#### What needs to be done
From the listing below, extract each line containing the string "Flux".

#### Material for this task
**********
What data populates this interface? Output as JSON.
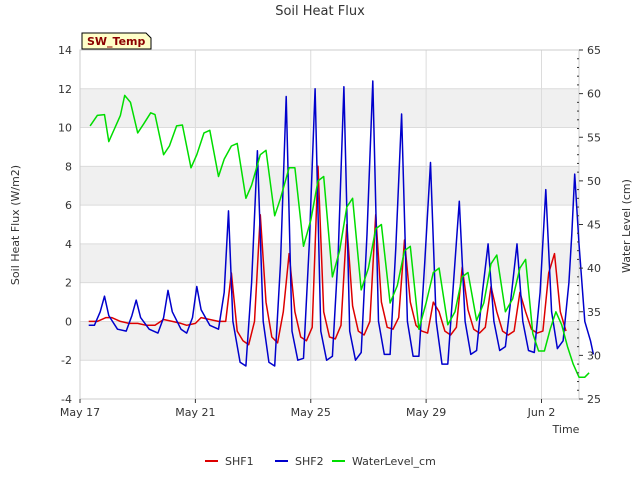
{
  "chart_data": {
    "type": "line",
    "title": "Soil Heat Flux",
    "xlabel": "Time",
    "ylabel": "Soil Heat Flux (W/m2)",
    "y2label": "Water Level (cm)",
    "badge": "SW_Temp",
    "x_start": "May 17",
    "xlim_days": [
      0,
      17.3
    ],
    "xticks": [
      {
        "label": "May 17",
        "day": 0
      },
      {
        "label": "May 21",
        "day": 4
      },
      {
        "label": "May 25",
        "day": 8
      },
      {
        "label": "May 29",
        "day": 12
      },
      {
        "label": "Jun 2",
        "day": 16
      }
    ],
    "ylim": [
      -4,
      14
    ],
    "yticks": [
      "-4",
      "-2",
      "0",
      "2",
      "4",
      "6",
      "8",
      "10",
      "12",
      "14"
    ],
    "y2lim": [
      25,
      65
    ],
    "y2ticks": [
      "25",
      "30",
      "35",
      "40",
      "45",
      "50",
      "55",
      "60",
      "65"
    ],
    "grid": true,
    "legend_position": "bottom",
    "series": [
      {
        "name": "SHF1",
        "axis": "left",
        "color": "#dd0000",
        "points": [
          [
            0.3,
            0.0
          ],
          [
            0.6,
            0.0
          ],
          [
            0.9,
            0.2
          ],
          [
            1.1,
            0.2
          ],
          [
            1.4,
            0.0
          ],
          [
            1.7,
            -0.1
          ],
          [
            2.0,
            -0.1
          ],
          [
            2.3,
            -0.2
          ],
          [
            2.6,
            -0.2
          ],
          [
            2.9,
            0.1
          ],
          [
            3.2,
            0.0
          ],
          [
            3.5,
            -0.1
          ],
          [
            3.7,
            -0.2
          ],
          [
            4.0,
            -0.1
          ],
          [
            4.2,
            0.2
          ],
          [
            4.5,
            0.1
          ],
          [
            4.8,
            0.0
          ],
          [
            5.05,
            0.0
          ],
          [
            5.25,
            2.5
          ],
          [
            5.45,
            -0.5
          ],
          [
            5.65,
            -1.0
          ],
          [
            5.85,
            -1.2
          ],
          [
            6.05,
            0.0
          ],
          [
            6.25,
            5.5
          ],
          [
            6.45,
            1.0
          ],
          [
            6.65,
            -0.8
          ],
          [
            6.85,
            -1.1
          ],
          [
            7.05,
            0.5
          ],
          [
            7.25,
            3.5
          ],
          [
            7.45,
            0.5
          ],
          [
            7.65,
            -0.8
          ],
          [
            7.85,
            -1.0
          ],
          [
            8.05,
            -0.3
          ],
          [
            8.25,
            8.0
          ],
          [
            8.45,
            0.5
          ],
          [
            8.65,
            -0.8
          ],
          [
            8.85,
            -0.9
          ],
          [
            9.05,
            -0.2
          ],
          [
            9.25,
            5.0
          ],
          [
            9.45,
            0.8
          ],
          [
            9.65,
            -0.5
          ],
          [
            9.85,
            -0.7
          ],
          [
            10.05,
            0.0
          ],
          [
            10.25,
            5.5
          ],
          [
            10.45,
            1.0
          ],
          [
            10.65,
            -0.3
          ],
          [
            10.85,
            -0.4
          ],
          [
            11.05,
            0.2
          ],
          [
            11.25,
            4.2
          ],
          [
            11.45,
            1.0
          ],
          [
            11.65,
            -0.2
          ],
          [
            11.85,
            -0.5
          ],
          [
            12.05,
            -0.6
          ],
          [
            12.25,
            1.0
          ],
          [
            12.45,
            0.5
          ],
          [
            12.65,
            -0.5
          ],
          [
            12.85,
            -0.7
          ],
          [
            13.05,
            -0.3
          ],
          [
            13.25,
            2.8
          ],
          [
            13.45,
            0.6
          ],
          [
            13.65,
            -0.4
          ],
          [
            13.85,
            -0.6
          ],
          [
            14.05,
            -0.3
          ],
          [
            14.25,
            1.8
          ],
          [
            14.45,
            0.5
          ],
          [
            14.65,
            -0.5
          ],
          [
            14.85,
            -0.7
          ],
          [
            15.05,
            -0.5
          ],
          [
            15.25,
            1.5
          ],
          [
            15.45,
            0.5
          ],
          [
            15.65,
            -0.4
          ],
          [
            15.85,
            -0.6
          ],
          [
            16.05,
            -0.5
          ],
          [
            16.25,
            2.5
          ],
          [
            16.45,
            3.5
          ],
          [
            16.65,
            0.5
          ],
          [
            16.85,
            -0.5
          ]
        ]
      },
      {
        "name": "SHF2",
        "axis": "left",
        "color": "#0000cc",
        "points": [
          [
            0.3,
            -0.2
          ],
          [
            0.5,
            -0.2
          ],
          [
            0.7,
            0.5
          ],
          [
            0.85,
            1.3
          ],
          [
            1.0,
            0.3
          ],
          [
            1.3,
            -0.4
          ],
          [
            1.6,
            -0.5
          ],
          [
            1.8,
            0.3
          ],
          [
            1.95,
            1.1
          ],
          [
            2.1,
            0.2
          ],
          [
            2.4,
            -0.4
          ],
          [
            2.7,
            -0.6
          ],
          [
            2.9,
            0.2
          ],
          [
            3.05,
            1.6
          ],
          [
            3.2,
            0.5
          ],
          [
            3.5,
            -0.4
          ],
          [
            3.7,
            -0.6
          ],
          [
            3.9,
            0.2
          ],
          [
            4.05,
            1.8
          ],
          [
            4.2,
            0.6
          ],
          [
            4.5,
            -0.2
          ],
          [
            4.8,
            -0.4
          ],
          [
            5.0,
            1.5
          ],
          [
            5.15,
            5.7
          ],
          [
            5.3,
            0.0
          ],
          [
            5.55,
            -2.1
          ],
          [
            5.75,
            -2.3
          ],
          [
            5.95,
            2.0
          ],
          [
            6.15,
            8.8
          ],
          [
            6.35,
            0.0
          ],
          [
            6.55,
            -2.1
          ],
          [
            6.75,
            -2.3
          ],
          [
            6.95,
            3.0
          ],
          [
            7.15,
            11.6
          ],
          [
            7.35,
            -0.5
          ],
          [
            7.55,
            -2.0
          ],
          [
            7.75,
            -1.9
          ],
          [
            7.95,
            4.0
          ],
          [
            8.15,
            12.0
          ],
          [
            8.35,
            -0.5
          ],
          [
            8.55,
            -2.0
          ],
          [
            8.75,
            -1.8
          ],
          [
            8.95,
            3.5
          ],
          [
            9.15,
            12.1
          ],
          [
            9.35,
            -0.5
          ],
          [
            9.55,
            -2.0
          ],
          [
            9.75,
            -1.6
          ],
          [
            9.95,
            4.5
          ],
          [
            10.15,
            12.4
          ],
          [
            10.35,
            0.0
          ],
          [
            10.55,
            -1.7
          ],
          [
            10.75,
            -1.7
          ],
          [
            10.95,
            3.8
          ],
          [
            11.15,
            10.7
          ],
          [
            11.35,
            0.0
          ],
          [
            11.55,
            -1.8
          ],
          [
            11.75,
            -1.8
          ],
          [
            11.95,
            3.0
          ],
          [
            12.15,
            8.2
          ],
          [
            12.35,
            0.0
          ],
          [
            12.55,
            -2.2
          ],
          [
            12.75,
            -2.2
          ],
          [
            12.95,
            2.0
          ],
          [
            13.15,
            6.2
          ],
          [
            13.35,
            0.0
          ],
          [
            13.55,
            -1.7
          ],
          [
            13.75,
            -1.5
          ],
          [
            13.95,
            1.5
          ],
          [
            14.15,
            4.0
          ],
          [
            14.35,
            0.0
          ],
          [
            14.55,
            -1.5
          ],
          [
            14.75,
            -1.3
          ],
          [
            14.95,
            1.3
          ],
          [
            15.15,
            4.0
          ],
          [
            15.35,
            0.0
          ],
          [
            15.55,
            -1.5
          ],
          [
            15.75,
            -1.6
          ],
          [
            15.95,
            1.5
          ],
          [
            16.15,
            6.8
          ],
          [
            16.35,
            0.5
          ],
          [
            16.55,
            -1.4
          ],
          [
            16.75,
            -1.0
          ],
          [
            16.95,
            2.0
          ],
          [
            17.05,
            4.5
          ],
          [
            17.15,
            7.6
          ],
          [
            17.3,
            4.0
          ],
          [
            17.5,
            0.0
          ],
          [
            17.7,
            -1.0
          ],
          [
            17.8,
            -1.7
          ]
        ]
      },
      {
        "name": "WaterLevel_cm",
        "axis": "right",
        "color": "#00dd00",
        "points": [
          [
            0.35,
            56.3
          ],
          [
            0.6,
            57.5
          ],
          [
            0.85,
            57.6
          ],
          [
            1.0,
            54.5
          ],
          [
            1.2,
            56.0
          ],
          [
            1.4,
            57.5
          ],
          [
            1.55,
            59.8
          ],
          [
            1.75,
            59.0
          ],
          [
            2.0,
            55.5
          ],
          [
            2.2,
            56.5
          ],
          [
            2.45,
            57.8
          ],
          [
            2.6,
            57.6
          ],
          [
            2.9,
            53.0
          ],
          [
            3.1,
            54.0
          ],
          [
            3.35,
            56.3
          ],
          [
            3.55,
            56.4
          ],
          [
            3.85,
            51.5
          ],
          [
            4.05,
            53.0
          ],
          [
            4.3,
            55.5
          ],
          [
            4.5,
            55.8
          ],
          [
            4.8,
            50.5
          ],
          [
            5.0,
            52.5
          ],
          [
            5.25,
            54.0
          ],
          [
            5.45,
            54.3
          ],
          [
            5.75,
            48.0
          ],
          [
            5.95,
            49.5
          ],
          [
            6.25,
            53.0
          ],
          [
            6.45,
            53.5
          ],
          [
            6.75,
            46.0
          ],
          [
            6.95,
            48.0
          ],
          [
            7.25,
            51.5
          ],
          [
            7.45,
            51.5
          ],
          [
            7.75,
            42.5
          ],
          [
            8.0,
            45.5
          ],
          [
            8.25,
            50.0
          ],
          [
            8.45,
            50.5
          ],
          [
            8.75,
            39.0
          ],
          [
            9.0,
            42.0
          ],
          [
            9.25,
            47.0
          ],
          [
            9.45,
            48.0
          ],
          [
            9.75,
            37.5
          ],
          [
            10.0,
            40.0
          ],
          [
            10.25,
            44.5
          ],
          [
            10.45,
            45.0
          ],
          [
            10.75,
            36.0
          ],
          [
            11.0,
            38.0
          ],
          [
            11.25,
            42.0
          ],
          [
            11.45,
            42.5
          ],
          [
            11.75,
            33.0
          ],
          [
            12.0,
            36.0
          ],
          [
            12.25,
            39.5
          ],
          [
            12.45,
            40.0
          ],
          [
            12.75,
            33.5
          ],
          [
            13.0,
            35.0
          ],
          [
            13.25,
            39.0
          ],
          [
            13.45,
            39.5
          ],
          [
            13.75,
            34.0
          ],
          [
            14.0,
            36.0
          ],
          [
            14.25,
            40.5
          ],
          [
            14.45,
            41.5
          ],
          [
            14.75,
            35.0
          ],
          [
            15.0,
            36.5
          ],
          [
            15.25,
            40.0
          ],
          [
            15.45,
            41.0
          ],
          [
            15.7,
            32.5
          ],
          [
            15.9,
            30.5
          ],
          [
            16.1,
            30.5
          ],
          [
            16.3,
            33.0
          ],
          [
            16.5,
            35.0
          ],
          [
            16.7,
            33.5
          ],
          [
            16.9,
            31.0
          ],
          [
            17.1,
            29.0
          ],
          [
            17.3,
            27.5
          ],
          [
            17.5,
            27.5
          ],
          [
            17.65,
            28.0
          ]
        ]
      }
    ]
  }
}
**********
#### Reply to the exercise
    "title": "Soil Heat Flux",
    "ylabel": "Soil Heat Flux (W/m2)",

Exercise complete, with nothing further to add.